Review by Jack A. Urquhart
Toronto-based writer David G. Hallman’s beautifully rendered memoir, August Farewell, appropriately subtitled, “The Last Sixteen Days of a Thirty-three Year Romance”, deserves honorable mention in the pantheon of memoirists whose writing documents the heart-rending loss of a beloved spouse. Reminiscent of Paul Monette’s poetic musings in Love Alone: Eighteen Elegies for Rog, and more recently, Joyce Carol Oates’ A Widow’s Story, Hallman’s memoir captures in deceptively elegant prose the days following his long-term partner William Conklin’s diagnosis of pancreatic cancer and his death a mere sixteen days later on August 23, 2009.

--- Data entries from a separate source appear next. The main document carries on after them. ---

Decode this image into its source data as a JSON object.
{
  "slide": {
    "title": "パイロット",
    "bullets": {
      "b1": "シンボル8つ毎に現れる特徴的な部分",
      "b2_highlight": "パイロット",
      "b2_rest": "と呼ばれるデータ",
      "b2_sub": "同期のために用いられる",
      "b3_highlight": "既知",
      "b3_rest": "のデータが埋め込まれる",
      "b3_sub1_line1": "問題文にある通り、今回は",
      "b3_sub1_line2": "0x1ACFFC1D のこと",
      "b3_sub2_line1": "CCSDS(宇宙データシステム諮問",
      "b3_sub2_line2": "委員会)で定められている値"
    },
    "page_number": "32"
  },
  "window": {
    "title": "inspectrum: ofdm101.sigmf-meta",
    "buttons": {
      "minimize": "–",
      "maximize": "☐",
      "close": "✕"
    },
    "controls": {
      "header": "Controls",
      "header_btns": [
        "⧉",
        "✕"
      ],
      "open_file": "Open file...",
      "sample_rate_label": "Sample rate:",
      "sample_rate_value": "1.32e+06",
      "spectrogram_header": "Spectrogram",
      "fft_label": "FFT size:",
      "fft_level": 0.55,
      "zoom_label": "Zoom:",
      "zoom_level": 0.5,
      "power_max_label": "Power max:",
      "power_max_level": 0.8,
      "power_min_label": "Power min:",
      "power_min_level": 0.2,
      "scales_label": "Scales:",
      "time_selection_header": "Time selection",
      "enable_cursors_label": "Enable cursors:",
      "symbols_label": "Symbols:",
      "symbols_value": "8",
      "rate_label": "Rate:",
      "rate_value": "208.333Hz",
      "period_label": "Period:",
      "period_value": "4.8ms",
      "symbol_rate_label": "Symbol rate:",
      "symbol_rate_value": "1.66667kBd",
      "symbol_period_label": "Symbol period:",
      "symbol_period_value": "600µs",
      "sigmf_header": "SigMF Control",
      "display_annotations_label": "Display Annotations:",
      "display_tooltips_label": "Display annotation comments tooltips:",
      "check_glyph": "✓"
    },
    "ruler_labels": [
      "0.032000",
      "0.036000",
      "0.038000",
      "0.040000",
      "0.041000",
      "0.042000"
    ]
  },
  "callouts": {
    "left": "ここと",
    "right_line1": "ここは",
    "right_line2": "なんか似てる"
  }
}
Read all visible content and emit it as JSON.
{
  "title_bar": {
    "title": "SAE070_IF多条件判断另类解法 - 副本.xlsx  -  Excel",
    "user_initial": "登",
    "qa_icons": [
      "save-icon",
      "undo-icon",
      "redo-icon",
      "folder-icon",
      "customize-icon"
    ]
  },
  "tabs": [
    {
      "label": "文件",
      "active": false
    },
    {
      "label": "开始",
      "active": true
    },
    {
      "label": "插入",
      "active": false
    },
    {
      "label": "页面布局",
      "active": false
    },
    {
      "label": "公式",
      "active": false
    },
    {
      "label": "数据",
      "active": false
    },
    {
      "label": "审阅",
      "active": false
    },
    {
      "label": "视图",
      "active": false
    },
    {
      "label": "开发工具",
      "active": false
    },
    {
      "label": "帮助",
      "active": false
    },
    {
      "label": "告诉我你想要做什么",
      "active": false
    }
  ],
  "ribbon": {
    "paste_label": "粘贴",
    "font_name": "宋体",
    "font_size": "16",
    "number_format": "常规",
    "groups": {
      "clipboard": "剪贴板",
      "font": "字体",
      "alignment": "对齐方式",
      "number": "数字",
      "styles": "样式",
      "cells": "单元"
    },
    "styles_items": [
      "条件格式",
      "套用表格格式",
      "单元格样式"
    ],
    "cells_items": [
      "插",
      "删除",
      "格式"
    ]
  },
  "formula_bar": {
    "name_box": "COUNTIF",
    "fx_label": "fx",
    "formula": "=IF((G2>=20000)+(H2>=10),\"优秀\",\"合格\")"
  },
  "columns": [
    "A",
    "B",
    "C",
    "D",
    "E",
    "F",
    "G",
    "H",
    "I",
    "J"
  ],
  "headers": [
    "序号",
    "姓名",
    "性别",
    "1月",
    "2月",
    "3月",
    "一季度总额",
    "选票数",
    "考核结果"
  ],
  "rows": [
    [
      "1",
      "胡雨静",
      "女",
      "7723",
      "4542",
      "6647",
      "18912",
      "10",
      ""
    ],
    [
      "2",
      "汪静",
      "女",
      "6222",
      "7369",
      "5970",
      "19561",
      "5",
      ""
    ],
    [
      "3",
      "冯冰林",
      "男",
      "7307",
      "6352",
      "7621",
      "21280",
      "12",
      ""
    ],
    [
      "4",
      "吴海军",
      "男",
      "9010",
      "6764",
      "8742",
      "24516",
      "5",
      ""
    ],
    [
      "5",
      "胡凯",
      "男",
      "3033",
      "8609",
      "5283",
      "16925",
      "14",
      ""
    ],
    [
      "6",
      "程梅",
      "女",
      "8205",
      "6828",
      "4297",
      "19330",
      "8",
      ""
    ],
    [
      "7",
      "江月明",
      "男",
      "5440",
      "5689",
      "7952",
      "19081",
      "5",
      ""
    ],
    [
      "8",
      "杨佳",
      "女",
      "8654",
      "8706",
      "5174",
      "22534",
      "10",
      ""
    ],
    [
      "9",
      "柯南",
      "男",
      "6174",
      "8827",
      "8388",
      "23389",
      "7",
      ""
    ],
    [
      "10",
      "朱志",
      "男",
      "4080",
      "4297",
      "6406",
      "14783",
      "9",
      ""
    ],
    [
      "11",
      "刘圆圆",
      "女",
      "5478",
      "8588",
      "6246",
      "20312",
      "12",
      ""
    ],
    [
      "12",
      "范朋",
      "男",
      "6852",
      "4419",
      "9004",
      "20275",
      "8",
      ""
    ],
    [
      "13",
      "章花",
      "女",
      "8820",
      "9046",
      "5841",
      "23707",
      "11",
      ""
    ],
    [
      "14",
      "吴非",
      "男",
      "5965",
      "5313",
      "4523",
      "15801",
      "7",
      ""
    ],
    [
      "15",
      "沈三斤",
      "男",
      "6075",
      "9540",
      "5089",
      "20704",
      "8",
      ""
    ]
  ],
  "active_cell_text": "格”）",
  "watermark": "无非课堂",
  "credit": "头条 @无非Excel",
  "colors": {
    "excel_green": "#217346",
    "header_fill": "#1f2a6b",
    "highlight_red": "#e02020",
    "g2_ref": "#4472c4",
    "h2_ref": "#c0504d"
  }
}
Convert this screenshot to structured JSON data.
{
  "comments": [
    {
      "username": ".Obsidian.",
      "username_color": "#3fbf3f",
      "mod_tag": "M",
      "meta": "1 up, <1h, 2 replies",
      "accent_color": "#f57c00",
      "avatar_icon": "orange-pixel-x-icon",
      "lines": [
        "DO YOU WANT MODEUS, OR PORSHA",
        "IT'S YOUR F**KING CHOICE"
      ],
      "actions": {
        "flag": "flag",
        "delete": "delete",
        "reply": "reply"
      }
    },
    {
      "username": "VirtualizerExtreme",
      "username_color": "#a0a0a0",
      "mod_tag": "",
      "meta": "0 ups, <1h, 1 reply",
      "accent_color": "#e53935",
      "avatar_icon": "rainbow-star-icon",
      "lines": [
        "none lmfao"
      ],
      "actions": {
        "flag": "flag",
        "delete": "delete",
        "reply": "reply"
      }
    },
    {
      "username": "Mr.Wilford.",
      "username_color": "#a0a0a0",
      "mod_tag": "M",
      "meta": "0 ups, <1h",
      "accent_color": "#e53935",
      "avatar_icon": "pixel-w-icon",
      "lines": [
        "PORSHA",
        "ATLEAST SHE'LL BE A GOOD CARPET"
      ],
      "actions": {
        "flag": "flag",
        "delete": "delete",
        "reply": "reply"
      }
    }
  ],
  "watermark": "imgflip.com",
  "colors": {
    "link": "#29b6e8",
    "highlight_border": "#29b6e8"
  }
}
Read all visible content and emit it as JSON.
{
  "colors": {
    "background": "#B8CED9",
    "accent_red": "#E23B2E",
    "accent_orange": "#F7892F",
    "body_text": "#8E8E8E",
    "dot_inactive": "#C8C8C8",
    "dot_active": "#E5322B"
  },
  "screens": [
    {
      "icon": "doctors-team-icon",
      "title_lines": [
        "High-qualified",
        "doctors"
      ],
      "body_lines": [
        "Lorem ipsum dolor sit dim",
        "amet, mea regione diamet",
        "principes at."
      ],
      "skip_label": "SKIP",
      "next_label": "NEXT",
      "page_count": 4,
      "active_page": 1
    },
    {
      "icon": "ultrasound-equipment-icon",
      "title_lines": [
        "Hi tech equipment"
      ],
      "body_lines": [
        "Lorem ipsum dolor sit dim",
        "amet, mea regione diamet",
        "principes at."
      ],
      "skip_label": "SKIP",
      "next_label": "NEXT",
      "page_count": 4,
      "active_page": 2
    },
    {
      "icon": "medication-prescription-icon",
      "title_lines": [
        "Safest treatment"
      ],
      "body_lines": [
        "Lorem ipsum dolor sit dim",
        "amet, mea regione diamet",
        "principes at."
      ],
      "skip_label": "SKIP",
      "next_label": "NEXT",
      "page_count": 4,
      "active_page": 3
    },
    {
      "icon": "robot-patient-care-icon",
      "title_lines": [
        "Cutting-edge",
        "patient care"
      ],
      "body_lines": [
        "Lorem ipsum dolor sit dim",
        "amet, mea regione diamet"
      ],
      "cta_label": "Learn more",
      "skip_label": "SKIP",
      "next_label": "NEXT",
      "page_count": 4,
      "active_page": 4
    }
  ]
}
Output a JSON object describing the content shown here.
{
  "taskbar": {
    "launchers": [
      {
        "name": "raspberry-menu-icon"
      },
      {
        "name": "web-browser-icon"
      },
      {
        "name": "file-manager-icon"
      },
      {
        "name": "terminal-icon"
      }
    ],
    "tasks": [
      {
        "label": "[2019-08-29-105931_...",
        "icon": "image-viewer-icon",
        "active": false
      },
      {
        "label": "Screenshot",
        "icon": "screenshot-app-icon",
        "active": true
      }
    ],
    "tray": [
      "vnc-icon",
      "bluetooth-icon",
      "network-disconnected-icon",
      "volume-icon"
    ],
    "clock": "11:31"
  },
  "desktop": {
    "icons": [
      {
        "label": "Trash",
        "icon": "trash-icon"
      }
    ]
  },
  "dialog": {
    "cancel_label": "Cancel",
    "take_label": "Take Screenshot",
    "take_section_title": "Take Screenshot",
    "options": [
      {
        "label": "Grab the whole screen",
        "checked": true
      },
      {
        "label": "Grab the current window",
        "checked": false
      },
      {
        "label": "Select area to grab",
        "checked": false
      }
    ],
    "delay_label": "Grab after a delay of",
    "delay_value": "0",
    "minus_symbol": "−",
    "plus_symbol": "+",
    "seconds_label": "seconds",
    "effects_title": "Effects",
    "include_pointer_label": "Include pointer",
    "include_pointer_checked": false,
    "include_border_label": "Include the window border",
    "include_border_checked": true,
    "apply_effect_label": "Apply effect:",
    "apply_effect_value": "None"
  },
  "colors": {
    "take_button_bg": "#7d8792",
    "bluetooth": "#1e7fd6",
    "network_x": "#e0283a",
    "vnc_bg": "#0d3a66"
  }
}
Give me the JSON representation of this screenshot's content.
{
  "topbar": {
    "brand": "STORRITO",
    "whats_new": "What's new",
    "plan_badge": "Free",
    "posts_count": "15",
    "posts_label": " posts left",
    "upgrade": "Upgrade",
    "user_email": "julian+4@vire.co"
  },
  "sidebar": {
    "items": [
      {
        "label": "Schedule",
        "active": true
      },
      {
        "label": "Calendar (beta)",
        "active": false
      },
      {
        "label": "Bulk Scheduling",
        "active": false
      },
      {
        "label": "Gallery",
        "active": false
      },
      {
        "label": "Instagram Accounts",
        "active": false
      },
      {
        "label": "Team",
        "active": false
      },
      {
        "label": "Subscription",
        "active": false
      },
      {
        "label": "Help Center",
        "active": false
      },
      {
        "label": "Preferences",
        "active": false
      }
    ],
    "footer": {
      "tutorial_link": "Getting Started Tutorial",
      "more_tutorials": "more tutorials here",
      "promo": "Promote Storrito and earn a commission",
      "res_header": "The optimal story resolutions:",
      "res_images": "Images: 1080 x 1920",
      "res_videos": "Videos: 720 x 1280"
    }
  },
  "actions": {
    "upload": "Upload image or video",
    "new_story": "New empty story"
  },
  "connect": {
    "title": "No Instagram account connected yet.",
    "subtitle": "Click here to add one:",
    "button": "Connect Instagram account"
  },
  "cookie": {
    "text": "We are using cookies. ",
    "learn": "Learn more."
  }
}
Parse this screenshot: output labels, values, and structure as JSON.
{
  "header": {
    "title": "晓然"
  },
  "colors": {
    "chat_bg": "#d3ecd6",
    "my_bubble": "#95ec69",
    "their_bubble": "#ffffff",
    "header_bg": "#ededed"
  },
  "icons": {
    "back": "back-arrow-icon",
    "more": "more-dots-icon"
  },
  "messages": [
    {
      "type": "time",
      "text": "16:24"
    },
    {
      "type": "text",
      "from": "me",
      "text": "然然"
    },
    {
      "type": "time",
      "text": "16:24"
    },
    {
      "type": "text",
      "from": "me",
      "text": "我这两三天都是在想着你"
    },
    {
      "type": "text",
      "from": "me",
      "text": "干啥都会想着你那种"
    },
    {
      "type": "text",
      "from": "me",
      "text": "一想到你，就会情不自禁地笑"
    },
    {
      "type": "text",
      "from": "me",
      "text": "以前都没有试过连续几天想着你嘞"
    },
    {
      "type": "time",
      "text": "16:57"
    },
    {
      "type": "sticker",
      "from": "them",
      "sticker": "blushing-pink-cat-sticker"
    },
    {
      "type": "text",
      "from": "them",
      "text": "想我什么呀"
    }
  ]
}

Presented in seventeen chapters, Hallman’s portrait of a loving relationship built on respect, patience, judicious compromise, and `hard-kick-under-the-table lessons’ (of the kind anyone who has navigated a long-term relationship will instantly recognize) engages the reader from page one. Lovers whose passions included deeply shared spiritual beliefs, as well as social activism–both were at the forefront of the international boycott of Nestlé in the late 70s and early 80s–and an abiding love of music and travel, it isn’t surprising that the two men should be closely in tune throughout the slowing-down process of Mr. Conklin’s final days.
One of the most moving vignettes, captured in Chapter Eight, presents the two men in a shared devotional; as Mr. Hallman accompanies his lover on the piano through the hymn, “Breathe on Me, Breath of God,” Mr. Conklin, a music teacher whose tenor voice once soared, summons from dwindling reserves the wherewithal to complete the two-line hymn. Another milestone moment, detailed in Chapter Four, captures both men confronting the necessity of letting go:
“Sorry if it sounds harsh, but you’ve got to leave me alone so that I can slip away,” Mr. Conklin starkly entreats. Who could help but be affected by Hallman’s unspoken response: Do I love him enough to give him what he wants?
It is a reaction that will ring true for anyone–especially those who have struggled to maintain a respectful distance through arduous final hours and days at a loved-one’s bedside.
Hallman’s memoir is beautifully conceived and paced; but perhaps his greatest achievement is the transformation of a deeply personal loss into something inescapably universal in its implications and instructiveness. A primer for navigating the journey from life unto death (for who can claim expertise in that unfathomable journey), August Farewell offers lessons in grace and hope.